● **Task goal**: Would you print all of the entries word for word?

● **Provided information**:
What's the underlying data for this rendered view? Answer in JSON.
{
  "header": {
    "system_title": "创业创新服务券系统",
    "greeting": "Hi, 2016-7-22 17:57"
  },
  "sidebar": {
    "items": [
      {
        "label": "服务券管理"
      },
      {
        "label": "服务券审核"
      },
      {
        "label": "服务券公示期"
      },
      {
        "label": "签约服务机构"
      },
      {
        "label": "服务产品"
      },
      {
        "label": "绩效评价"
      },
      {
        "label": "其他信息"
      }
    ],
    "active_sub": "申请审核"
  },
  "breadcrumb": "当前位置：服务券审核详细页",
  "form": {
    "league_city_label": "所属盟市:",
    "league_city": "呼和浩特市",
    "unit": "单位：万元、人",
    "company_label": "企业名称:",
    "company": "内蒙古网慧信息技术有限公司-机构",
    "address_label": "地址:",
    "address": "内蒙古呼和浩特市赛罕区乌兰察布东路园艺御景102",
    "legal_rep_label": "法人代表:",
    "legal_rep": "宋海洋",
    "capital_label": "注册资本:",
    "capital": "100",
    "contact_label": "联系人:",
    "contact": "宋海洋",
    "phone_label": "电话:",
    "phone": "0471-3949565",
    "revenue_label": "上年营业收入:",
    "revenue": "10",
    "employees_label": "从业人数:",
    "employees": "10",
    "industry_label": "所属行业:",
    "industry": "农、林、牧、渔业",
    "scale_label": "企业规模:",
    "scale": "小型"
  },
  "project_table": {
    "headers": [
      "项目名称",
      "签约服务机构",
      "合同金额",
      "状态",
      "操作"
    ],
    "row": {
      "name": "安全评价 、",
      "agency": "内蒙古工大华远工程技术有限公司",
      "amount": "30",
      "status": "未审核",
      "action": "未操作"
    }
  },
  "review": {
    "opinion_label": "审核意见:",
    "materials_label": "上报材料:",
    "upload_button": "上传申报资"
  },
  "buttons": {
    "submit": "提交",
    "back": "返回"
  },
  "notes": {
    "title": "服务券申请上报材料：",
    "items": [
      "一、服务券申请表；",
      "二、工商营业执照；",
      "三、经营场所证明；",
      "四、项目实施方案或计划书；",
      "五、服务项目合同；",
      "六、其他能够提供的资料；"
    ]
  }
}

● **Reply to the exercise**:
What's the underlying data for this rendered view? Answer in JSON.
{
  "header": {
    "system_title": "创业创新服务券系统",
    "greeting": "Hi, 2016-7-22 17:57"
  },
  "sidebar": {
    "items": [
      {
        "label": "服务券管理"
      },
      {
        "label": "服务券审核"
      },
      {
        "label": "服务券公示期"
      },
      {
        "label": "签约服务机构"
      },
      {
        "label": "服务产品"
      },
      {
        "label": "绩效评价"
      },
      {
        "label": "其他信息"
      }
    ],
    "active_sub": "申请审核"
  },
  "breadcrumb": "当前位置：服务券审核详细页",
  "form": {
    "league_city_label": "所属盟市:",
    "league_city": "呼和浩特市",
    "unit": "单位：万元、人",
    "company_label": "企业名称:",
    "company": "内蒙古网慧信息技术有限公司-机构",
    "address_label": "地址:",
    "address": "内蒙古呼和浩特市赛罕区乌兰察布东路园艺御景102",
    "legal_rep_label": "法人代表:",
    "legal_rep": "宋海洋",
    "capital_label": "注册资本:",
    "capital": "100",
    "contact_label": "联系人:",
    "contact": "宋海洋",
    "phone_label": "电话:",
    "phone": "0471-3949565",
    "revenue_label": "上年营业收入:",
    "revenue": "10",
    "employees_label": "从业人数:",
    "employees": "10",
    "industry_label": "所属行业:",
    "industry": "农、林、牧、渔业",
    "scale_label": "企业规模:",
    "scale": "小型"
  },
  "project_table": {
    "headers": [
      "项目名称",
      "签约服务机构",
      "合同金额",
      "状态",
      "操作"
    ],
    "row": {
      "name": "安全评价 、",
      "agency": "内蒙古工大华远工程技术有限公司",
      "amount": "30",
      "status": "未审核",
      "action": "未操作"
    }
  },
  "review": {
    "opinion_label": "审核意见:",
    "materials_label": "上报材料:",
    "upload_button": "上传申报资"
  },
  "buttons": {
    "submit": "提交",
    "back": "返回"
  },
  "notes": {
    "title": "服务券申请上报材料：",
    "items": [
      "一、服务券申请表；",
      "二、工商营业执照；",
      "三、经营场所证明；",
      "四、项目实施方案或计划书；",
      "五、服务项目合同；",
      "六、其他能够提供的资料；"
    ]
  }
}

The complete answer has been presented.